Collection entries:
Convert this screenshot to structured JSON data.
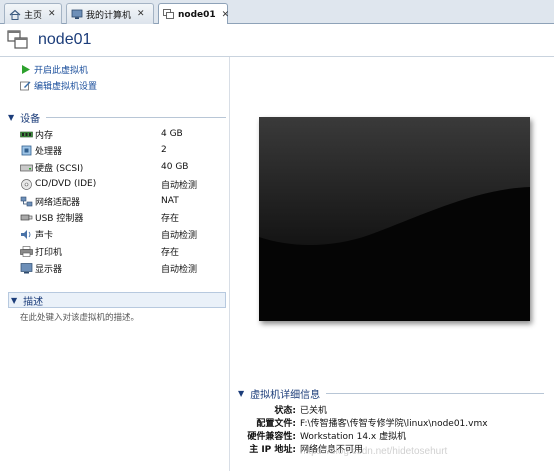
{
  "tabs": [
    {
      "label": "主页",
      "icon": "home-icon"
    },
    {
      "label": "我的计算机",
      "icon": "computer-icon"
    },
    {
      "label": "node01",
      "icon": "vm-icon"
    }
  ],
  "header": {
    "title": "node01",
    "icon": "vm-icon"
  },
  "actions": [
    {
      "label": "开启此虚拟机",
      "icon": "play-icon"
    },
    {
      "label": "编辑虚拟机设置",
      "icon": "edit-icon"
    }
  ],
  "devices_section": {
    "title": "设备"
  },
  "devices": [
    {
      "name": "内存",
      "value": "4 GB",
      "icon": "memory-icon"
    },
    {
      "name": "处理器",
      "value": "2",
      "icon": "cpu-icon"
    },
    {
      "name": "硬盘 (SCSI)",
      "value": "40 GB",
      "icon": "hard-disk-icon"
    },
    {
      "name": "CD/DVD (IDE)",
      "value": "自动检测",
      "icon": "cd-dvd-icon"
    },
    {
      "name": "网络适配器",
      "value": "NAT",
      "icon": "network-icon"
    },
    {
      "name": "USB 控制器",
      "value": "存在",
      "icon": "usb-icon"
    },
    {
      "name": "声卡",
      "value": "自动检测",
      "icon": "sound-icon"
    },
    {
      "name": "打印机",
      "value": "存在",
      "icon": "printer-icon"
    },
    {
      "name": "显示器",
      "value": "自动检测",
      "icon": "display-icon"
    }
  ],
  "description_section": {
    "title": "描述",
    "placeholder": "在此处键入对该虚拟机的描述。"
  },
  "details": {
    "title": "虚拟机详细信息",
    "rows": [
      {
        "key": "状态:",
        "value": "已关机"
      },
      {
        "key": "配置文件:",
        "value": "F:\\传智播客\\传智专修学院\\linux\\node01.vmx"
      },
      {
        "key": "硬件兼容性:",
        "value": "Workstation 14.x 虚拟机"
      },
      {
        "key": "主 IP 地址:",
        "value": "网络信息不可用"
      }
    ]
  },
  "watermark": "https://blog.csdn.net/hidetosehurt",
  "colors": {
    "accent": "#1c3d7a",
    "link": "#1b4f9c",
    "preview_bg": "#050505"
  }
}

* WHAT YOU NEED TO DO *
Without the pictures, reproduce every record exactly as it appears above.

* SOLUTION TO THIS TASK *
Convert this screenshot to structured JSON data.
{
  "tabs": [
    {
      "label": "主页",
      "icon": "home-icon"
    },
    {
      "label": "我的计算机",
      "icon": "computer-icon"
    },
    {
      "label": "node01",
      "icon": "vm-icon"
    }
  ],
  "header": {
    "title": "node01",
    "icon": "vm-icon"
  },
  "actions": [
    {
      "label": "开启此虚拟机",
      "icon": "play-icon"
    },
    {
      "label": "编辑虚拟机设置",
      "icon": "edit-icon"
    }
  ],
  "devices_section": {
    "title": "设备"
  },
  "devices": [
    {
      "name": "内存",
      "value": "4 GB",
      "icon": "memory-icon"
    },
    {
      "name": "处理器",
      "value": "2",
      "icon": "cpu-icon"
    },
    {
      "name": "硬盘 (SCSI)",
      "value": "40 GB",
      "icon": "hard-disk-icon"
    },
    {
      "name": "CD/DVD (IDE)",
      "value": "自动检测",
      "icon": "cd-dvd-icon"
    },
    {
      "name": "网络适配器",
      "value": "NAT",
      "icon": "network-icon"
    },
    {
      "name": "USB 控制器",
      "value": "存在",
      "icon": "usb-icon"
    },
    {
      "name": "声卡",
      "value": "自动检测",
      "icon": "sound-icon"
    },
    {
      "name": "打印机",
      "value": "存在",
      "icon": "printer-icon"
    },
    {
      "name": "显示器",
      "value": "自动检测",
      "icon": "display-icon"
    }
  ],
  "description_section": {
    "title": "描述",
    "placeholder": "在此处键入对该虚拟机的描述。"
  },
  "details": {
    "title": "虚拟机详细信息",
    "rows": [
      {
        "key": "状态:",
        "value": "已关机"
      },
      {
        "key": "配置文件:",
        "value": "F:\\传智播客\\传智专修学院\\linux\\node01.vmx"
      },
      {
        "key": "硬件兼容性:",
        "value": "Workstation 14.x 虚拟机"
      },
      {
        "key": "主 IP 地址:",
        "value": "网络信息不可用"
      }
    ]
  },
  "watermark": "https://blog.csdn.net/hidetosehurt",
  "colors": {
    "accent": "#1c3d7a",
    "link": "#1b4f9c",
    "preview_bg": "#050505"
  }
}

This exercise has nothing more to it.